PROBLEM
The records follow. Give them all back exactly.

STORED DATA
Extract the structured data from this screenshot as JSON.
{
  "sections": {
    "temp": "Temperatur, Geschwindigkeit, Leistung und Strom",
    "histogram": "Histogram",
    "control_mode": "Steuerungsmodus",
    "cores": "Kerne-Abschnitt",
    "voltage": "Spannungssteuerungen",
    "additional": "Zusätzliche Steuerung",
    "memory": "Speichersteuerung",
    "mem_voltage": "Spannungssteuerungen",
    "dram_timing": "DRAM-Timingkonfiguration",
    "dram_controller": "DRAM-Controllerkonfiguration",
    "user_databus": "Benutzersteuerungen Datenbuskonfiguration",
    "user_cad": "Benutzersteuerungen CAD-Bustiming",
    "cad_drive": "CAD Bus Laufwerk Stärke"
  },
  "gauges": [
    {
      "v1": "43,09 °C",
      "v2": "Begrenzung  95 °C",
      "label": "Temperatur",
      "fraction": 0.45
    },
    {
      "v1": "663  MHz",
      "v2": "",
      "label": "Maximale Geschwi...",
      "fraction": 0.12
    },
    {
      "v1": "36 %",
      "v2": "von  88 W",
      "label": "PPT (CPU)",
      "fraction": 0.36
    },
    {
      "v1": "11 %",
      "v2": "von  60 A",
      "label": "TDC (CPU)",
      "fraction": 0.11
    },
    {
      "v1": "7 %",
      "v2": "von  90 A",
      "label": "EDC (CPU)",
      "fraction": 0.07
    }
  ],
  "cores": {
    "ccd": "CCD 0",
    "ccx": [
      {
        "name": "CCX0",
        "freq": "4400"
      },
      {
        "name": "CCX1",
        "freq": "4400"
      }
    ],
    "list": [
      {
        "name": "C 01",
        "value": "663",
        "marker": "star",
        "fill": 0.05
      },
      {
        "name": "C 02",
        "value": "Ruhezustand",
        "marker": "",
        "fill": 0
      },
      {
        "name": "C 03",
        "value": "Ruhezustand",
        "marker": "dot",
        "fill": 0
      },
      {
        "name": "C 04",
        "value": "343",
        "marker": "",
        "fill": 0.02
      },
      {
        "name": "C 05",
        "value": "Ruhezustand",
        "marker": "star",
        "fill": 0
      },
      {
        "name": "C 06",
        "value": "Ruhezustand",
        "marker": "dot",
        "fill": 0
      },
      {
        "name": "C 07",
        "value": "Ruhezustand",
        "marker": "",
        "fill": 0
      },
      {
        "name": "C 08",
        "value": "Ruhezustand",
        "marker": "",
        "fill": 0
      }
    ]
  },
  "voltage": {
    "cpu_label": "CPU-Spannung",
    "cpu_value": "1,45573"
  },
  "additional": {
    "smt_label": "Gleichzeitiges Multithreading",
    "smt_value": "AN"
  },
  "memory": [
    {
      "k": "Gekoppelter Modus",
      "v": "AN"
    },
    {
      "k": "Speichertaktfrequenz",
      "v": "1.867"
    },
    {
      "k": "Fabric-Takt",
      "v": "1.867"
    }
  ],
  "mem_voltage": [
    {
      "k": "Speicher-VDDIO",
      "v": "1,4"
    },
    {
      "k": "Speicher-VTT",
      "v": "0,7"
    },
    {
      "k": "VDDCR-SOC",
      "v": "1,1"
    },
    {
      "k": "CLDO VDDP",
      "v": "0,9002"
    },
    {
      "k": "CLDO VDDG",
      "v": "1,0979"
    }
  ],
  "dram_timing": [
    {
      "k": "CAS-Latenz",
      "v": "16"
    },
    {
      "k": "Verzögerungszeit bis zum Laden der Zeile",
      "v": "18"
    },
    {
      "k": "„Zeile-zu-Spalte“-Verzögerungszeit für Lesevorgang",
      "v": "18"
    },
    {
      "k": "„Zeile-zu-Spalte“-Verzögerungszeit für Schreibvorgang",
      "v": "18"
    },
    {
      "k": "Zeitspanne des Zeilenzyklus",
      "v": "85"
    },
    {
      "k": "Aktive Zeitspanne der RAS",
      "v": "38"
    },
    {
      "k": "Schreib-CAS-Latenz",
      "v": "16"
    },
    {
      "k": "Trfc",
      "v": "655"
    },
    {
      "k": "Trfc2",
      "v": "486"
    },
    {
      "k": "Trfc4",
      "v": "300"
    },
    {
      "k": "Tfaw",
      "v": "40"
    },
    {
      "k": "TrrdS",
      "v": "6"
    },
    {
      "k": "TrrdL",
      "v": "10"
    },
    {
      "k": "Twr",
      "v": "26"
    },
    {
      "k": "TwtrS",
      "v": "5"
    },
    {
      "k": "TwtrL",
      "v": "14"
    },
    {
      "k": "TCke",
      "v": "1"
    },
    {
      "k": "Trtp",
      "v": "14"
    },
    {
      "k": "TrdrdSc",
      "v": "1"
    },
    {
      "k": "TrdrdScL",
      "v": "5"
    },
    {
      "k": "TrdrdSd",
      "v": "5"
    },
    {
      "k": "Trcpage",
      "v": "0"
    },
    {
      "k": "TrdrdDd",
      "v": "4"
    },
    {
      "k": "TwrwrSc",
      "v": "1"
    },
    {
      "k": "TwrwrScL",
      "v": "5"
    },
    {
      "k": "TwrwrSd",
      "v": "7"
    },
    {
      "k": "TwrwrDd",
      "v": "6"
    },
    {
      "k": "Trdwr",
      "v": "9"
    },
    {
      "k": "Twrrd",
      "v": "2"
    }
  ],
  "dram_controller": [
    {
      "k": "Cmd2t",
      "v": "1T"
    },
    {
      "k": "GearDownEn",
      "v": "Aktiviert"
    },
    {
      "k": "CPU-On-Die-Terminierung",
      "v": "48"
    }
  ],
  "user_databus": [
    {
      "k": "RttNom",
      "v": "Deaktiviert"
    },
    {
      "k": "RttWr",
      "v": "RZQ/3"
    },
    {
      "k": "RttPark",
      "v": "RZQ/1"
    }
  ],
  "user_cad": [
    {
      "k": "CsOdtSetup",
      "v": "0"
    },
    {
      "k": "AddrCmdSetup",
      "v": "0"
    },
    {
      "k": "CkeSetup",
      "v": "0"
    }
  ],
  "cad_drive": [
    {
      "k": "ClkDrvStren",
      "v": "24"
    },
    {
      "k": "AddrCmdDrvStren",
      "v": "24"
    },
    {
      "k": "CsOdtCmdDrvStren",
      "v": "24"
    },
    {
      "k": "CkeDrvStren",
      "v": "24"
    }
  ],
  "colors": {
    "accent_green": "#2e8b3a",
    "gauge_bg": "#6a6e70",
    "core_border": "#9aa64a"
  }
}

EXERCISE RESULT
Extract the structured data from this screenshot as JSON.
{
  "sections": {
    "temp": "Temperatur, Geschwindigkeit, Leistung und Strom",
    "histogram": "Histogram",
    "control_mode": "Steuerungsmodus",
    "cores": "Kerne-Abschnitt",
    "voltage": "Spannungssteuerungen",
    "additional": "Zusätzliche Steuerung",
    "memory": "Speichersteuerung",
    "mem_voltage": "Spannungssteuerungen",
    "dram_timing": "DRAM-Timingkonfiguration",
    "dram_controller": "DRAM-Controllerkonfiguration",
    "user_databus": "Benutzersteuerungen Datenbuskonfiguration",
    "user_cad": "Benutzersteuerungen CAD-Bustiming",
    "cad_drive": "CAD Bus Laufwerk Stärke"
  },
  "gauges": [
    {
      "v1": "43,09 °C",
      "v2": "Begrenzung  95 °C",
      "label": "Temperatur",
      "fraction": 0.45
    },
    {
      "v1": "663  MHz",
      "v2": "",
      "label": "Maximale Geschwi...",
      "fraction": 0.12
    },
    {
      "v1": "36 %",
      "v2": "von  88 W",
      "label": "PPT (CPU)",
      "fraction": 0.36
    },
    {
      "v1": "11 %",
      "v2": "von  60 A",
      "label": "TDC (CPU)",
      "fraction": 0.11
    },
    {
      "v1": "7 %",
      "v2": "von  90 A",
      "label": "EDC (CPU)",
      "fraction": 0.07
    }
  ],
  "cores": {
    "ccd": "CCD 0",
    "ccx": [
      {
        "name": "CCX0",
        "freq": "4400"
      },
      {
        "name": "CCX1",
        "freq": "4400"
      }
    ],
    "list": [
      {
        "name": "C 01",
        "value": "663",
        "marker": "star",
        "fill": 0.05
      },
      {
        "name": "C 02",
        "value": "Ruhezustand",
        "marker": "",
        "fill": 0
      },
      {
        "name": "C 03",
        "value": "Ruhezustand",
        "marker": "dot",
        "fill": 0
      },
      {
        "name": "C 04",
        "value": "343",
        "marker": "",
        "fill": 0.02
      },
      {
        "name": "C 05",
        "value": "Ruhezustand",
        "marker": "star",
        "fill": 0
      },
      {
        "name": "C 06",
        "value": "Ruhezustand",
        "marker": "dot",
        "fill": 0
      },
      {
        "name": "C 07",
        "value": "Ruhezustand",
        "marker": "",
        "fill": 0
      },
      {
        "name": "C 08",
        "value": "Ruhezustand",
        "marker": "",
        "fill": 0
      }
    ]
  },
  "voltage": {
    "cpu_label": "CPU-Spannung",
    "cpu_value": "1,45573"
  },
  "additional": {
    "smt_label": "Gleichzeitiges Multithreading",
    "smt_value": "AN"
  },
  "memory": [
    {
      "k": "Gekoppelter Modus",
      "v": "AN"
    },
    {
      "k": "Speichertaktfrequenz",
      "v": "1.867"
    },
    {
      "k": "Fabric-Takt",
      "v": "1.867"
    }
  ],
  "mem_voltage": [
    {
      "k": "Speicher-VDDIO",
      "v": "1,4"
    },
    {
      "k": "Speicher-VTT",
      "v": "0,7"
    },
    {
      "k": "VDDCR-SOC",
      "v": "1,1"
    },
    {
      "k": "CLDO VDDP",
      "v": "0,9002"
    },
    {
      "k": "CLDO VDDG",
      "v": "1,0979"
    }
  ],
  "dram_timing": [
    {
      "k": "CAS-Latenz",
      "v": "16"
    },
    {
      "k": "Verzögerungszeit bis zum Laden der Zeile",
      "v": "18"
    },
    {
      "k": "„Zeile-zu-Spalte“-Verzögerungszeit für Lesevorgang",
      "v": "18"
    },
    {
      "k": "„Zeile-zu-Spalte“-Verzögerungszeit für Schreibvorgang",
      "v": "18"
    },
    {
      "k": "Zeitspanne des Zeilenzyklus",
      "v": "85"
    },
    {
      "k": "Aktive Zeitspanne der RAS",
      "v": "38"
    },
    {
      "k": "Schreib-CAS-Latenz",
      "v": "16"
    },
    {
      "k": "Trfc",
      "v": "655"
    },
    {
      "k": "Trfc2",
      "v": "486"
    },
    {
      "k": "Trfc4",
      "v": "300"
    },
    {
      "k": "Tfaw",
      "v": "40"
    },
    {
      "k": "TrrdS",
      "v": "6"
    },
    {
      "k": "TrrdL",
      "v": "10"
    },
    {
      "k": "Twr",
      "v": "26"
    },
    {
      "k": "TwtrS",
      "v": "5"
    },
    {
      "k": "TwtrL",
      "v": "14"
    },
    {
      "k": "TCke",
      "v": "1"
    },
    {
      "k": "Trtp",
      "v": "14"
    },
    {
      "k": "TrdrdSc",
      "v": "1"
    },
    {
      "k": "TrdrdScL",
      "v": "5"
    },
    {
      "k": "TrdrdSd",
      "v": "5"
    },
    {
      "k": "Trcpage",
      "v": "0"
    },
    {
      "k": "TrdrdDd",
      "v": "4"
    },
    {
      "k": "TwrwrSc",
      "v": "1"
    },
    {
      "k": "TwrwrScL",
      "v": "5"
    },
    {
      "k": "TwrwrSd",
      "v": "7"
    },
    {
      "k": "TwrwrDd",
      "v": "6"
    },
    {
      "k": "Trdwr",
      "v": "9"
    },
    {
      "k": "Twrrd",
      "v": "2"
    }
  ],
  "dram_controller": [
    {
      "k": "Cmd2t",
      "v": "1T"
    },
    {
      "k": "GearDownEn",
      "v": "Aktiviert"
    },
    {
      "k": "CPU-On-Die-Terminierung",
      "v": "48"
    }
  ],
  "user_databus": [
    {
      "k": "RttNom",
      "v": "Deaktiviert"
    },
    {
      "k": "RttWr",
      "v": "RZQ/3"
    },
    {
      "k": "RttPark",
      "v": "RZQ/1"
    }
  ],
  "user_cad": [
    {
      "k": "CsOdtSetup",
      "v": "0"
    },
    {
      "k": "AddrCmdSetup",
      "v": "0"
    },
    {
      "k": "CkeSetup",
      "v": "0"
    }
  ],
  "cad_drive": [
    {
      "k": "ClkDrvStren",
      "v": "24"
    },
    {
      "k": "AddrCmdDrvStren",
      "v": "24"
    },
    {
      "k": "CsOdtCmdDrvStren",
      "v": "24"
    },
    {
      "k": "CkeDrvStren",
      "v": "24"
    }
  ],
  "colors": {
    "accent_green": "#2e8b3a",
    "gauge_bg": "#6a6e70",
    "core_border": "#9aa64a"
  }
}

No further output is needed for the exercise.